Before discussing the admissibility in criminal proceedings of evidence contained on or created by a computer, brief mention must be given to hearsay evidence, as this is of great significance in this area. Hearsay, which is a statement made by someone other than the person giving oral testimony in proceedings, is generally not admissible in criminal proceedings as evidence of any fact or opinion contained in the statement. (The rule against admitting hearsay in civil proceedings has been as good as abolished.) The rule prevents evidence being given by someone who has insufficient knowledge of the evidence and so cannot be effectively questioned about it. The rule is important when considering computer documents since it might not always be possible to identify who created the document. Indeed, it is possible that several people may have contributed to the final version of a document. Consequently, the law of evidence must reflect this, and other potential problems in this area, such as whether a computer was working correctly when the evidence which is sought to be admitted was created. More information on hearsay can be found in the article Hearsay in Criminal Trials.

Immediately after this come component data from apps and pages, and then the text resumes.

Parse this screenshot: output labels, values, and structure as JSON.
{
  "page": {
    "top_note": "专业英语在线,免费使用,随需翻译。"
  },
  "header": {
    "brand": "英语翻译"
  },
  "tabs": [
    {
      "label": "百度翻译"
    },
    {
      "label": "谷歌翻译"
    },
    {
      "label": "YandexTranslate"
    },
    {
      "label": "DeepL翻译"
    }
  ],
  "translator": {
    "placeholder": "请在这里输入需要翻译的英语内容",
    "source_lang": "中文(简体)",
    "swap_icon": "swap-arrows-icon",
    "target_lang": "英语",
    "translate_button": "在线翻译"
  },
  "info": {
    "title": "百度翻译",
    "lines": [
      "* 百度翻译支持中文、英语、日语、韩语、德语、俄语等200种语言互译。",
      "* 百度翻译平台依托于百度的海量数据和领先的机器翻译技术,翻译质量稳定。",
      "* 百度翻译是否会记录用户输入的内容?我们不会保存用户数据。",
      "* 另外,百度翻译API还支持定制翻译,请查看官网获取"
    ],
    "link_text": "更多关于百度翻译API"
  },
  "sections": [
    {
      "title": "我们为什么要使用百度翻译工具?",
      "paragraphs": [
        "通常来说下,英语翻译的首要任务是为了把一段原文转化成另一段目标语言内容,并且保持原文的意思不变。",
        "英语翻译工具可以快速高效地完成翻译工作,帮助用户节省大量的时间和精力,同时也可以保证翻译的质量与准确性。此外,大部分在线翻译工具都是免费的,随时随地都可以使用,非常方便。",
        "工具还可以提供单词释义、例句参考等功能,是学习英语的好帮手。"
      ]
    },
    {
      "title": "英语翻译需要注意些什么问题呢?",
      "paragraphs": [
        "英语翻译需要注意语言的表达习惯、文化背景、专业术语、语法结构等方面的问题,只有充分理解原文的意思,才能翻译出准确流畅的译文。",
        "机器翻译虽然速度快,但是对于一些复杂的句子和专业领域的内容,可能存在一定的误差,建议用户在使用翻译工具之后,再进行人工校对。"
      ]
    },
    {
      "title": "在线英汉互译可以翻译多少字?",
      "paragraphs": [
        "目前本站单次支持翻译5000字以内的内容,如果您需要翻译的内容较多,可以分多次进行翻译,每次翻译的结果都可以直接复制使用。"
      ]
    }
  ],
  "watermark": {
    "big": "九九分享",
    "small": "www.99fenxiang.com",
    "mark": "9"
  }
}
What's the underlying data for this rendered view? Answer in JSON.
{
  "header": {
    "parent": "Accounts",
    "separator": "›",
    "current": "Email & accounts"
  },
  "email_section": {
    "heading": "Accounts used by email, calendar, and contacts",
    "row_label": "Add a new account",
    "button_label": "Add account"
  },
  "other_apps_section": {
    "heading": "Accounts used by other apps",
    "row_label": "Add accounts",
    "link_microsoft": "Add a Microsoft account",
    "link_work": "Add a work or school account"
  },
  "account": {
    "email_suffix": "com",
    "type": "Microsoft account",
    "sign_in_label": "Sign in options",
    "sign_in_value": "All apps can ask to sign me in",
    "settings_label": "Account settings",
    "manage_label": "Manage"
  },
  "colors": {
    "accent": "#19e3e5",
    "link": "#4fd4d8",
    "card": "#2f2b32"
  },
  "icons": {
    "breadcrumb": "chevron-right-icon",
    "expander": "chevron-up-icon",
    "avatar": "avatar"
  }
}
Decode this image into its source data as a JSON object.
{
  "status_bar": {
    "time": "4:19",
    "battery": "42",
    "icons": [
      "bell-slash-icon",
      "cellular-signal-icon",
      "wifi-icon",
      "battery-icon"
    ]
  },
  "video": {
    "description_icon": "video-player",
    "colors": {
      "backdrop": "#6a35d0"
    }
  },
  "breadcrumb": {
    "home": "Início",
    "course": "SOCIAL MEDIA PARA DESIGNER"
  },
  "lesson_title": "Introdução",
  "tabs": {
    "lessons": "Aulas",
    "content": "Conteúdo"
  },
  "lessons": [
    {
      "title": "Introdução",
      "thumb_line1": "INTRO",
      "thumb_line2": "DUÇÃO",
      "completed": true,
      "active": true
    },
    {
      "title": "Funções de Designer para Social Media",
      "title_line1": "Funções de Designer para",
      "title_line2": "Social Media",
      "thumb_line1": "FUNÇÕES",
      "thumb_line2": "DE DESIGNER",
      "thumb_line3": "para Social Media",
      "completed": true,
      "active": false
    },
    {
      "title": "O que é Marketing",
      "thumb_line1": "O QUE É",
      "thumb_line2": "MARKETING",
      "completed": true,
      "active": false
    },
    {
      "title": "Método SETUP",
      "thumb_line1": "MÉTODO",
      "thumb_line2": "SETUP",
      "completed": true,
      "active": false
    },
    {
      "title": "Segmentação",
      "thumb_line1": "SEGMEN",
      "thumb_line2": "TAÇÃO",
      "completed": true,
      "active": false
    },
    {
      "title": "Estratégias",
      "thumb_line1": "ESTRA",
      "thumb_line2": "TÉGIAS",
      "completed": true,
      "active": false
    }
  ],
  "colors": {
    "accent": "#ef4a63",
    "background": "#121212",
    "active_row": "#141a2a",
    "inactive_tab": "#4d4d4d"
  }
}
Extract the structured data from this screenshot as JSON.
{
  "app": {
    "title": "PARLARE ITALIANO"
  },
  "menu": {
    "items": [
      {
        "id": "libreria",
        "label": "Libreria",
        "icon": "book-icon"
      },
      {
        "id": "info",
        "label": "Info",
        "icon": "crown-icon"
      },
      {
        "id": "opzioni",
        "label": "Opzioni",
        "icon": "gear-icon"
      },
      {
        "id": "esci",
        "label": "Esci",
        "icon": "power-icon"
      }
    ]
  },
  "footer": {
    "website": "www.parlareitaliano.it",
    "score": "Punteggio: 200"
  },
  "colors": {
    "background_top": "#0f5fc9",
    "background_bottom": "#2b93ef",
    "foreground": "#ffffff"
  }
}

Business and other documents
The admissibility of business and other documents is dealt with under s117 of the Criminal Justice Act 2003. The section only applies to documents which are hearsay, that is, where the information was provided by a human being. Evidence which has been recorded by a computer is not dealt with by this section. Such evidence may be admissible as ‘real evidence’ (see below). The provisions of s117 could apply, for example, where an office worker inputs details of staff wages into a spreadsheet, or to emails and text messages sent in the course of business or trade. There is also an implication that the person who provided the information need not be expected to remember it, and so need not be expected to give oral testimony of it. Having said that, it is always better for a person who provides information in a document which is regarded as containing hearsay to be called upon to give oral testimony on the information.
Documents prepared for criminal proceedings
Under ss117(4) and (5) a document which has been prepared for the purposes of criminal proceedings may be admitted as evidence. This can apply where the witness is unavailable under s116 because, for example, they are dead. Alternatively, a document may be admitted if, under s117(5)(b) ‘the relevant person cannot reasonably be expected to have any recollection of the matters dealt with in the statement (having regard to the length of time since he supplied the information and all other circumstances).’
Court’s discretion not to admit documents
Under ss117(6) and (7) of the Criminal Justice Act 2003 the court has a discretion to refuse to admit a business or other document under certain circumstances. It is possible under this section for a court to exclude a computer document if there are doubts about whether the computer was working correctly at the time the document was made, so that the document’s accuracy may be doubted.
Evidence which is automatically recorded by a computer or other device without additional human intervention is considered real evidence and is generally admissible. CCTV images and an email time and date stamp are examples of real evidence. In R (on application of O) v Coventry Justices  credit card transactions and other information recorded automatically when the defendant tried to access a child pornography website was real evidence and admissible. Nevertheless, the court always has discretion as to whether evidence should be admitted, even if on the face of it the evidence is admissible. For example, at common law there is a presumption that a machine was working correctly at the material time unless proved otherwise. Consequently, if it can be shown that a computer or other device was not working correctly at the material time, then the accuracy of the evidence it might contain may be doubted and the court would likely refuse to admit it.
Since the courts have discretion whether to admit evidence, as far as computers and other devices are concerned it is important to maintain them so that they keep accurate records of information and so that this information can be easily retrieved. Consulting an information technology expert may be advisable in cases where a severe loss or corruption of data is threatened. The Association of Chief Police Officers has published a ‘Good Practice Guide for Computer Based Electronic Evidence’ which contains useful information on several topics including home networks and wireless technology, the principles of computer based electronic evidence, and the retrieval of video and CCTV evidence. The Guide also contains a glossary of computing and information technology terms. As far as computer forensics is concerned, the Guide stipulates four principles:
Do not change data which may later be relied on in court
If it is necessary to access original data, the person doing so must be competent and capable of giving evidence regarding their actions
All processes applied to electronic evidence should be carefully recorded
The person in charge of the investigation is responsible for ensuring that both the law and these principles are adhered to
As far as the police are concerned, it should be clear that the computer evidence they are adducing at court is exactly the same as when they first took custody of it. The police should endeavour to document how the evidence was obtained and preserved so that an independent third party could use the same processes to reach the same results.